**Data to use:**
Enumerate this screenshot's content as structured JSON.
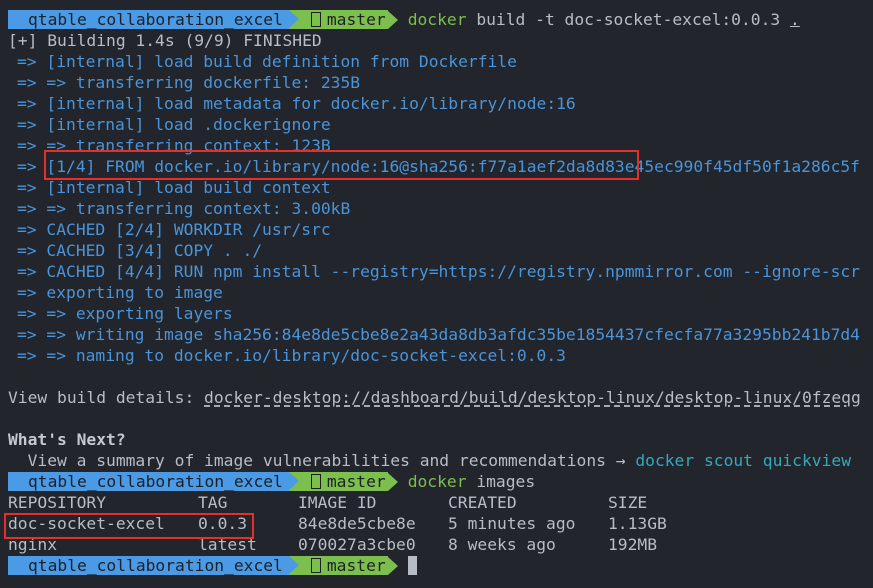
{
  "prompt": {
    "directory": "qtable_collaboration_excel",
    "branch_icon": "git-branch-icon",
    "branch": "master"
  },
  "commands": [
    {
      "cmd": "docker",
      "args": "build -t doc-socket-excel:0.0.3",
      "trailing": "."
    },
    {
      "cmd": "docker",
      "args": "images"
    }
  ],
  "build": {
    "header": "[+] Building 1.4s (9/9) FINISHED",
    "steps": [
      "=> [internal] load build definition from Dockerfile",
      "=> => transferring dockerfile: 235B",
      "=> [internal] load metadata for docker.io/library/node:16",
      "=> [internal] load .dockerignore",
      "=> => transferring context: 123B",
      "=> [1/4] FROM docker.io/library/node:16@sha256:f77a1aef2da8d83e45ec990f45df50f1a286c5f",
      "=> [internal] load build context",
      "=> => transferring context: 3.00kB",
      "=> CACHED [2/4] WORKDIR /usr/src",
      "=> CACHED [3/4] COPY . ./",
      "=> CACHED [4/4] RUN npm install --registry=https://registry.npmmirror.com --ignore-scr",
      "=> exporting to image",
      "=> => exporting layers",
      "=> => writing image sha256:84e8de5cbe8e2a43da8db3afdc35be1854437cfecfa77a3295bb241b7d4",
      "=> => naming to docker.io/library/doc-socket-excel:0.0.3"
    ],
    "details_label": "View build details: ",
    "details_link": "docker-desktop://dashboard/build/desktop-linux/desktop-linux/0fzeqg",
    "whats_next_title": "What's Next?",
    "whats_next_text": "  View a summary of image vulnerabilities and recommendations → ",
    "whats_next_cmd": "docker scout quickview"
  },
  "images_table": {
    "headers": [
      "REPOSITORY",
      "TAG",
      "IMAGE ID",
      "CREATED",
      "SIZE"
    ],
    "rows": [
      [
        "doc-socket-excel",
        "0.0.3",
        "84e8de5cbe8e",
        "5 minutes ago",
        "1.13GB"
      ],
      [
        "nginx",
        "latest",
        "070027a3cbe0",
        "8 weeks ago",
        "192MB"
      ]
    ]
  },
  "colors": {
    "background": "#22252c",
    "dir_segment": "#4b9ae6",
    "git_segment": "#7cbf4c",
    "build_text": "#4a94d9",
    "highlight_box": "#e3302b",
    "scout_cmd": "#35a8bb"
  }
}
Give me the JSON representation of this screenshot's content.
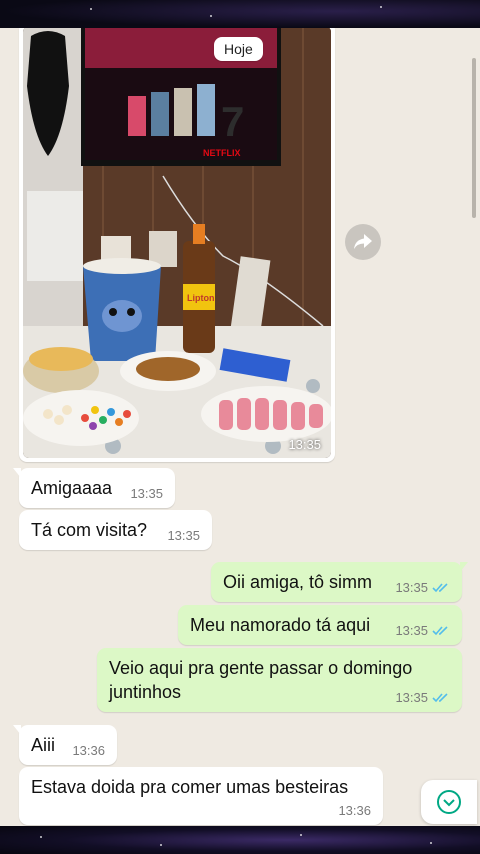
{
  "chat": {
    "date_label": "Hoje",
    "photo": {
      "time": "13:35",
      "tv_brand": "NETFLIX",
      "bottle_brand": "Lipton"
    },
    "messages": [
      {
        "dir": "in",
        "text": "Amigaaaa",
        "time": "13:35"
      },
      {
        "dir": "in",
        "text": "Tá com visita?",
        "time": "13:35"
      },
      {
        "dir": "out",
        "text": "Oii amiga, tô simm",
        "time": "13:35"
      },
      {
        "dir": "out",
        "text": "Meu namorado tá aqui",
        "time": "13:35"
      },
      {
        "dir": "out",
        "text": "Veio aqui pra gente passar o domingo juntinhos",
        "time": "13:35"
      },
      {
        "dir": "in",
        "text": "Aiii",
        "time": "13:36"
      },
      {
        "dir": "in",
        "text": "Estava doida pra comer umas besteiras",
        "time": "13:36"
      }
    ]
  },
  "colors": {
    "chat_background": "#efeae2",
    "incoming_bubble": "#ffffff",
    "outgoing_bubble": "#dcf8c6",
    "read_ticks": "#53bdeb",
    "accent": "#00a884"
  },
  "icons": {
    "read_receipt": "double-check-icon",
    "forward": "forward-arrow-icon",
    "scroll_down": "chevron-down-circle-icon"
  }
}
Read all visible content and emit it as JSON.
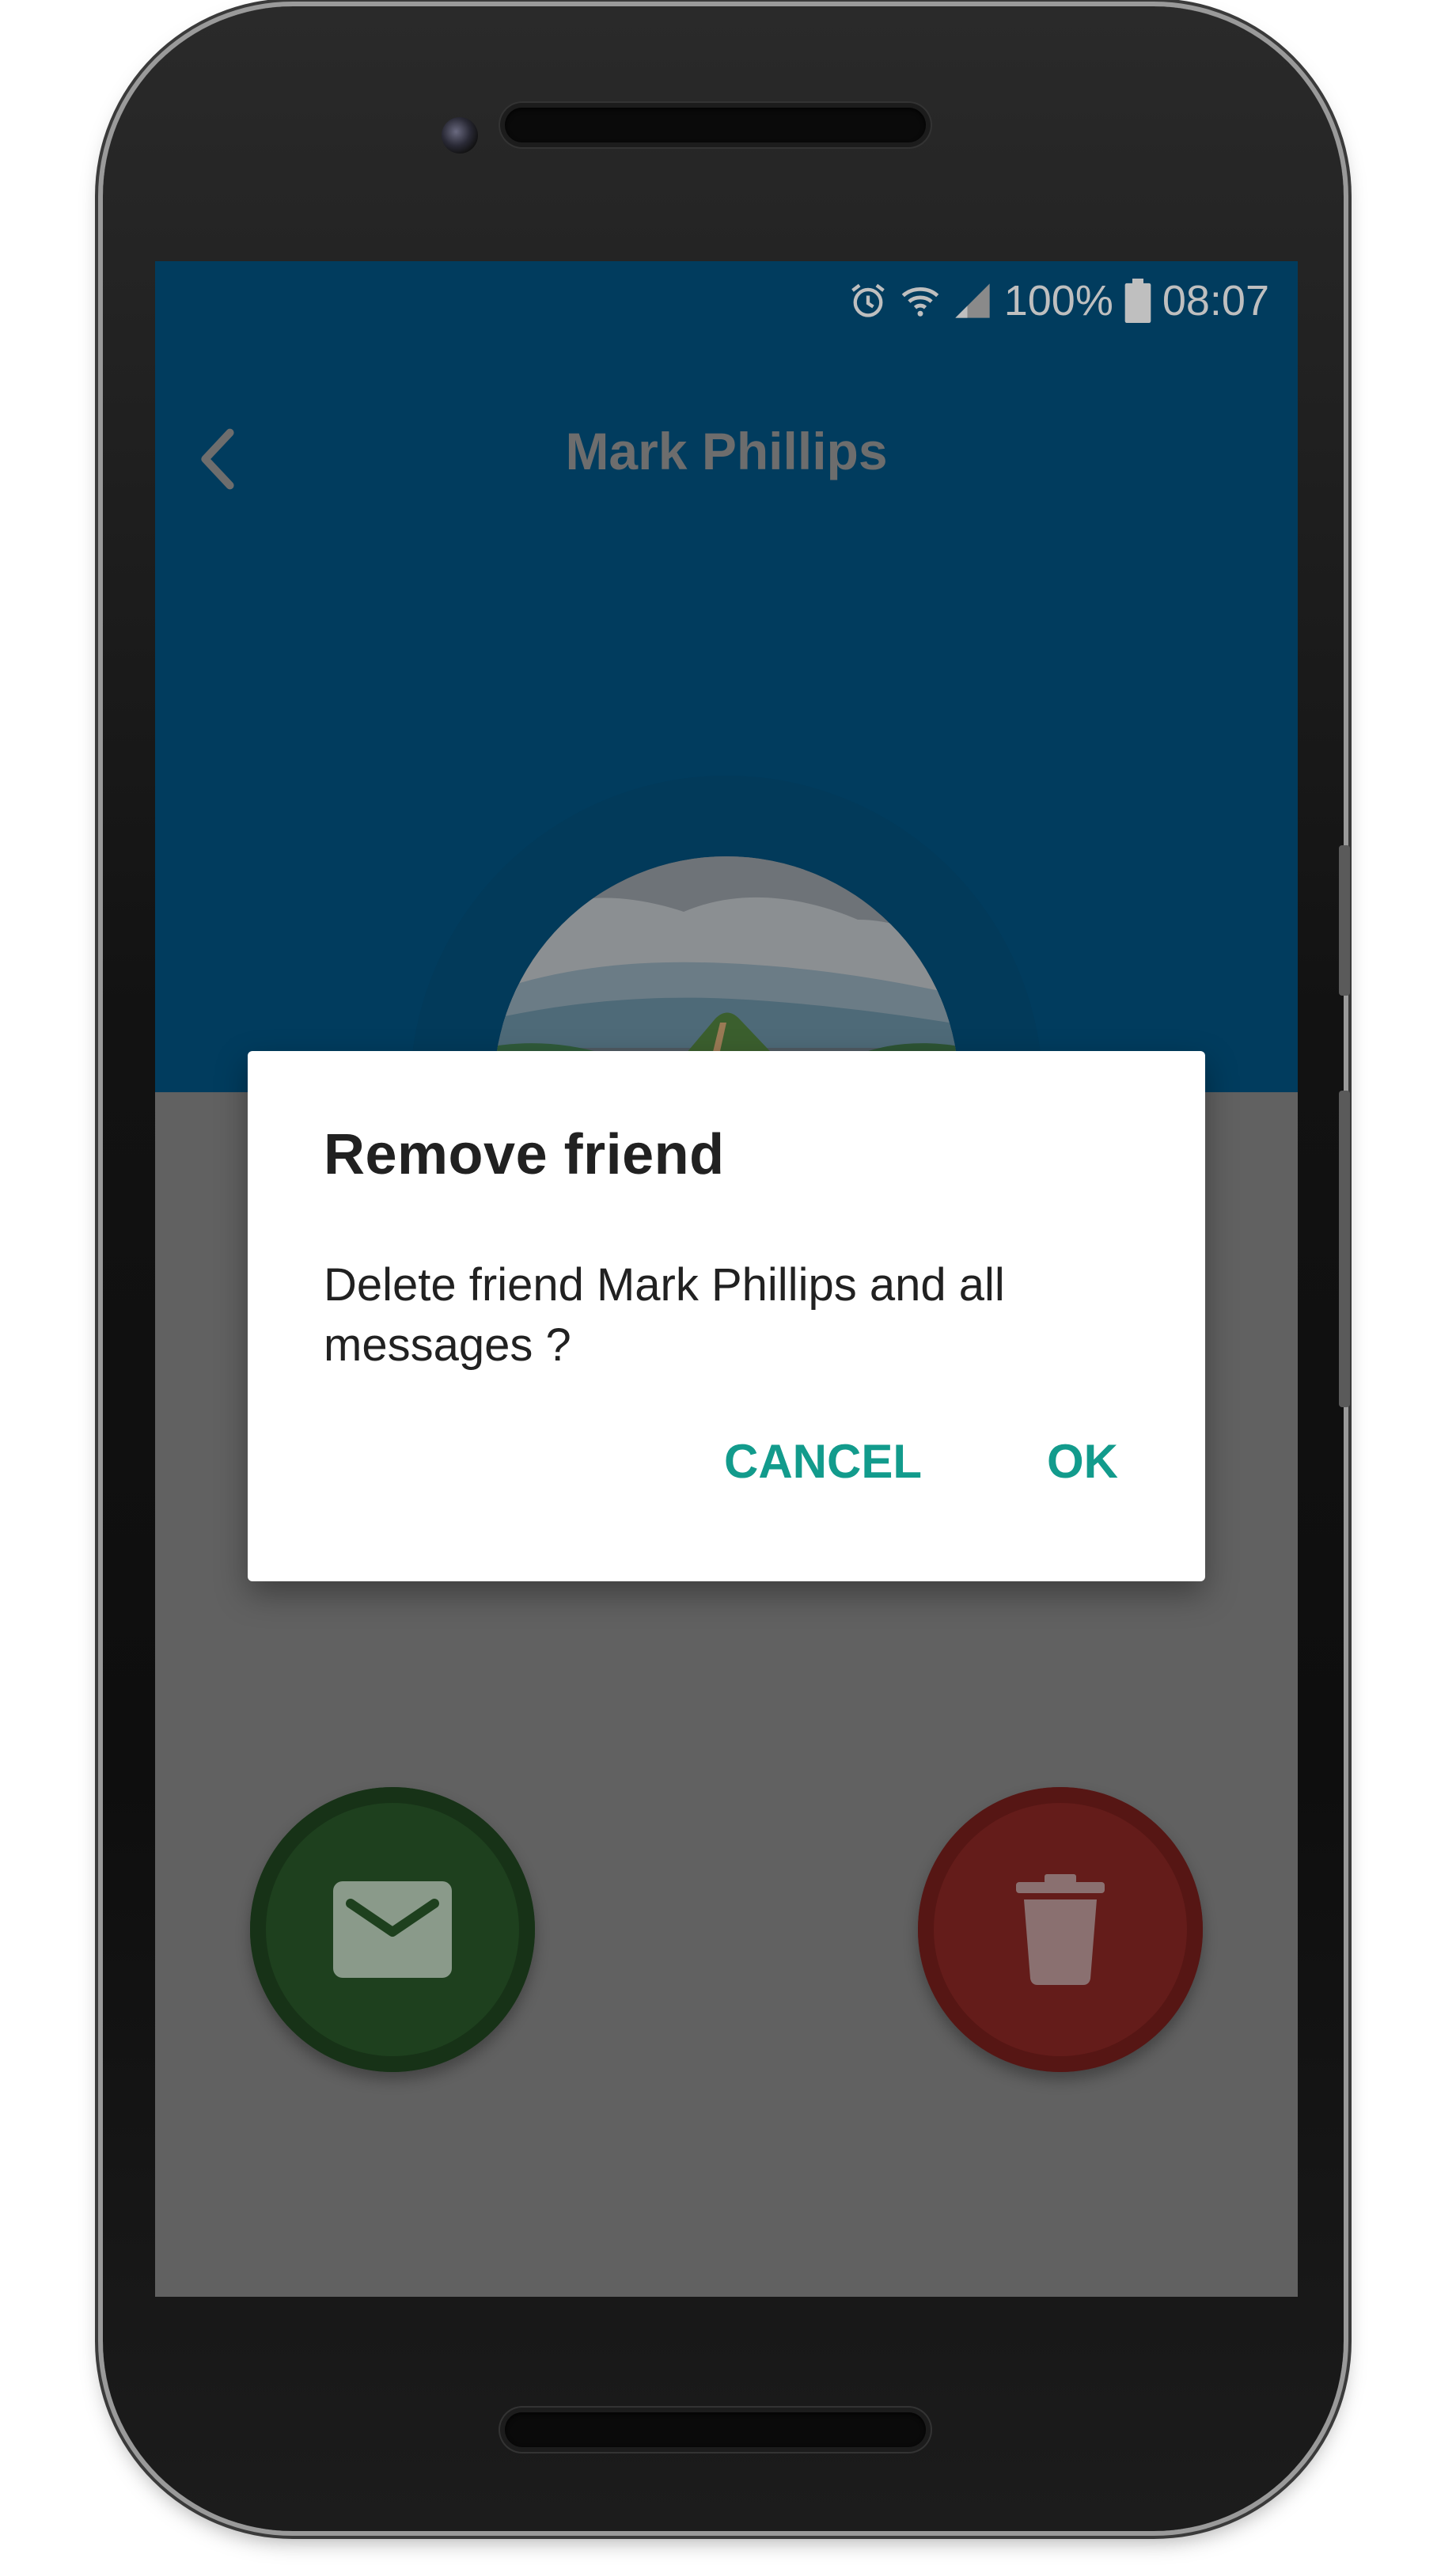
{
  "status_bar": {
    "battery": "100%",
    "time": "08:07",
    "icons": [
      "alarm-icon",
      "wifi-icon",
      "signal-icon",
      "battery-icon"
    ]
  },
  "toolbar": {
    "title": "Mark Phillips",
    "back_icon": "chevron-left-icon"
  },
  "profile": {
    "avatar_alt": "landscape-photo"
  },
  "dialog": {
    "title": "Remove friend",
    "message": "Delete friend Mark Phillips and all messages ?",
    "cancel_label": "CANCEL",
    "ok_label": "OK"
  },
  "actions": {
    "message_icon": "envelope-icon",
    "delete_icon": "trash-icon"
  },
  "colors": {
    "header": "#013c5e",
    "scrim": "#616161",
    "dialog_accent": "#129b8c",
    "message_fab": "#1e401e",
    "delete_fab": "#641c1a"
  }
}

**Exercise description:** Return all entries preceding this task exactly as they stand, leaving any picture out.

**Exercise output:**
Enumerate this screenshot's content as structured JSON.
{
  "prompt": {
    "directory": "qtable_collaboration_excel",
    "branch_icon": "git-branch-icon",
    "branch": "master"
  },
  "commands": [
    {
      "cmd": "docker",
      "args": "build -t doc-socket-excel:0.0.3",
      "trailing": "."
    },
    {
      "cmd": "docker",
      "args": "images"
    }
  ],
  "build": {
    "header": "[+] Building 1.4s (9/9) FINISHED",
    "steps": [
      "=> [internal] load build definition from Dockerfile",
      "=> => transferring dockerfile: 235B",
      "=> [internal] load metadata for docker.io/library/node:16",
      "=> [internal] load .dockerignore",
      "=> => transferring context: 123B",
      "=> [1/4] FROM docker.io/library/node:16@sha256:f77a1aef2da8d83e45ec990f45df50f1a286c5f",
      "=> [internal] load build context",
      "=> => transferring context: 3.00kB",
      "=> CACHED [2/4] WORKDIR /usr/src",
      "=> CACHED [3/4] COPY . ./",
      "=> CACHED [4/4] RUN npm install --registry=https://registry.npmmirror.com --ignore-scr",
      "=> exporting to image",
      "=> => exporting layers",
      "=> => writing image sha256:84e8de5cbe8e2a43da8db3afdc35be1854437cfecfa77a3295bb241b7d4",
      "=> => naming to docker.io/library/doc-socket-excel:0.0.3"
    ],
    "details_label": "View build details: ",
    "details_link": "docker-desktop://dashboard/build/desktop-linux/desktop-linux/0fzeqg",
    "whats_next_title": "What's Next?",
    "whats_next_text": "  View a summary of image vulnerabilities and recommendations → ",
    "whats_next_cmd": "docker scout quickview"
  },
  "images_table": {
    "headers": [
      "REPOSITORY",
      "TAG",
      "IMAGE ID",
      "CREATED",
      "SIZE"
    ],
    "rows": [
      [
        "doc-socket-excel",
        "0.0.3",
        "84e8de5cbe8e",
        "5 minutes ago",
        "1.13GB"
      ],
      [
        "nginx",
        "latest",
        "070027a3cbe0",
        "8 weeks ago",
        "192MB"
      ]
    ]
  },
  "colors": {
    "background": "#22252c",
    "dir_segment": "#4b9ae6",
    "git_segment": "#7cbf4c",
    "build_text": "#4a94d9",
    "highlight_box": "#e3302b",
    "scout_cmd": "#35a8bb"
  }
}
Give me the JSON representation of this screenshot's content.
{
  "chat": {
    "date_label": "Hoje",
    "photo": {
      "time": "13:35",
      "tv_brand": "NETFLIX",
      "bottle_brand": "Lipton"
    },
    "messages": [
      {
        "dir": "in",
        "text": "Amigaaaa",
        "time": "13:35"
      },
      {
        "dir": "in",
        "text": "Tá com visita?",
        "time": "13:35"
      },
      {
        "dir": "out",
        "text": "Oii amiga, tô simm",
        "time": "13:35"
      },
      {
        "dir": "out",
        "text": "Meu namorado tá aqui",
        "time": "13:35"
      },
      {
        "dir": "out",
        "text": "Veio aqui pra gente passar o domingo juntinhos",
        "time": "13:35"
      },
      {
        "dir": "in",
        "text": "Aiii",
        "time": "13:36"
      },
      {
        "dir": "in",
        "text": "Estava doida pra comer umas besteiras",
        "time": "13:36"
      }
    ]
  },
  "colors": {
    "chat_background": "#efeae2",
    "incoming_bubble": "#ffffff",
    "outgoing_bubble": "#dcf8c6",
    "read_ticks": "#53bdeb",
    "accent": "#00a884"
  },
  "icons": {
    "read_receipt": "double-check-icon",
    "forward": "forward-arrow-icon",
    "scroll_down": "chevron-down-circle-icon"
  }
}
Read all visible content and emit it as JSON.
{
  "status_bar": {
    "battery": "100%",
    "time": "08:07",
    "icons": [
      "alarm-icon",
      "wifi-icon",
      "signal-icon",
      "battery-icon"
    ]
  },
  "toolbar": {
    "title": "Mark Phillips",
    "back_icon": "chevron-left-icon"
  },
  "profile": {
    "avatar_alt": "landscape-photo"
  },
  "dialog": {
    "title": "Remove friend",
    "message": "Delete friend Mark Phillips and all messages ?",
    "cancel_label": "CANCEL",
    "ok_label": "OK"
  },
  "actions": {
    "message_icon": "envelope-icon",
    "delete_icon": "trash-icon"
  },
  "colors": {
    "header": "#013c5e",
    "scrim": "#616161",
    "dialog_accent": "#129b8c",
    "message_fab": "#1e401e",
    "delete_fab": "#641c1a"
  }
}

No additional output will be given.